Austria/steirerland/styria">Steiermark, or Styria, is the southernmost wine producing region in Austria, based around the city of Graz and stretching out towards the border with Slovenia. The hilly terrain and the region's cool take on the Mediterranean Climate mean that viticulture here is markedly different from the rest of Austria. Steiermark's specialties include Sauvignon Blanc, wines made from the Traminer family and Schiclher, a rustic local rosé made from Blauer Wildbacher. Hardonnay">Chardonnay (often labeled "Morillon"), Weissburgunder and Welschriesling are other important varieties grown here.
News related to this wine
‘Historical Super Tuscan’ producers unite under new association
Sixteen founding members launched the new ‘historical’ SuperTuscan wine committee in Florence last week. Paolo Panerai, of Castellare di Castellina, is president of the newly formed Comitato Historical Super Tuscans, with Davide Profeti, of San Felice, as vice-president. Piero Antinori, whose Tignanello and Solaia are some of the best-known SuperTuscans, is the committee’s honorary founder. The association has set its headquarters in Castelnuovo Berardenga, near Siena, and its foundi ...
Demand for NZ wine shows no sign of slowing
Global demand for New Zealand wine saw exports rise by 9% to NZ$599m (£315m) in the first quarter of the new export year, to the end of September 2021, according to the latest data from New Zealand Winegrowers (NZW). A higher price per litre saw the average value of export wines rise by 4% for the three months, versus the same period of last year, but NZW also reiterated that managing tight supplies was a key challenge for wineries. ‘The ongoing demand for New Zealand wine has proven that the di ...
Andrew Jefford: ‘The gifts of Bacchus hold our gaze like a procession’
Do growers make wine – or do markets? Growers, of course. Yet markets define the scope of the grower’s creative efforts by what they reward or sanction. When markets are neglectful and unresponsive, there’s little the grower can do but conform. It’s a problem the world over. Here’s an example. The river Moselle/Mosel rises to the wet west of the Vosges mountains, then curves in a long green arc heading north through Epinal, Metz and (along the left bank) Luxembourg’s Grand Duchy, turning east at ...
The word of the wine: Tartar (deposit)
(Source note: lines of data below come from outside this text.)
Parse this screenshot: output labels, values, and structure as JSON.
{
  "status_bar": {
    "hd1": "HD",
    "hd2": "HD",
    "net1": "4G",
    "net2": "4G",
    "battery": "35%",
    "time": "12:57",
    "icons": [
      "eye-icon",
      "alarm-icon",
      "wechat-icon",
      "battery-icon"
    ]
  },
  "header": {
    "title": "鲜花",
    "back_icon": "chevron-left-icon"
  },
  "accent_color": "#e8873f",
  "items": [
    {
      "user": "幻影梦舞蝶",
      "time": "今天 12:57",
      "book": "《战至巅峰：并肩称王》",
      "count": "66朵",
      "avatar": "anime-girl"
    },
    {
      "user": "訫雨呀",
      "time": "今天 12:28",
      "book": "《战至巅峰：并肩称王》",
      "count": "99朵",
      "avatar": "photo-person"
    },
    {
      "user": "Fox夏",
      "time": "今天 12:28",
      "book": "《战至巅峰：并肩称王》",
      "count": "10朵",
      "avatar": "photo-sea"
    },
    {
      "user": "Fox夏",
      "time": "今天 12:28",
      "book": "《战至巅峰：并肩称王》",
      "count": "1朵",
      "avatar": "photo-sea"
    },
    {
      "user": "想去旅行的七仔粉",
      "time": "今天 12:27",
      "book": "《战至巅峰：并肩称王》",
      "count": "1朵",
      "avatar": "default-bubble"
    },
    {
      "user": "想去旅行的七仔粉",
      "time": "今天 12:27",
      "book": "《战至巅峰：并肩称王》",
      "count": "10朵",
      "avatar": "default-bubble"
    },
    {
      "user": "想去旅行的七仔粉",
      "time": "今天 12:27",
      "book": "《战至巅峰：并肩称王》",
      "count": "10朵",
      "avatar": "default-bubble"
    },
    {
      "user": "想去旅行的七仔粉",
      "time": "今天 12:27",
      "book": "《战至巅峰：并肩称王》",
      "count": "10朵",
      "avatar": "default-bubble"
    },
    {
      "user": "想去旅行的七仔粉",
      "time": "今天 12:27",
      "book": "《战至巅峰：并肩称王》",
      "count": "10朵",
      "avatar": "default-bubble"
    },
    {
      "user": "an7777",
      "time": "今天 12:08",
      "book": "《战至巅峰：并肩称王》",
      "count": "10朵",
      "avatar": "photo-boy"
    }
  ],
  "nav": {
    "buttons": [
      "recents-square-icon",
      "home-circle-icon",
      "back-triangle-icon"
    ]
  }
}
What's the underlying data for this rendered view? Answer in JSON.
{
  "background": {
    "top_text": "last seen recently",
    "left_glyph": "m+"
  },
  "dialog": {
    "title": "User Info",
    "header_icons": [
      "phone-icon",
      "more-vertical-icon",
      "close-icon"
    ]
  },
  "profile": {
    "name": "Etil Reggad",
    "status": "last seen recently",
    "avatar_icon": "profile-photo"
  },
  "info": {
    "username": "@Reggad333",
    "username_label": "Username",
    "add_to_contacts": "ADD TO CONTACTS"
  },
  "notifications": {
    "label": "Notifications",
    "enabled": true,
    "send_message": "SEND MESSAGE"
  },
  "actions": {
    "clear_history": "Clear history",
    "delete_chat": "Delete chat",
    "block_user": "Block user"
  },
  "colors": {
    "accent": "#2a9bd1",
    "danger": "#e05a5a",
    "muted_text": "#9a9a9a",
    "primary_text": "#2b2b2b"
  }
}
White, chalky deposits that occur as a result of precipitation inside bottles and are often considered by consumers as a defect. They are in fact tartaric salts formed by tartaric acid, potassium and calcium naturally present in the wine. This deposit does not alter the quality of the wine and can be eliminated by a simple decanting.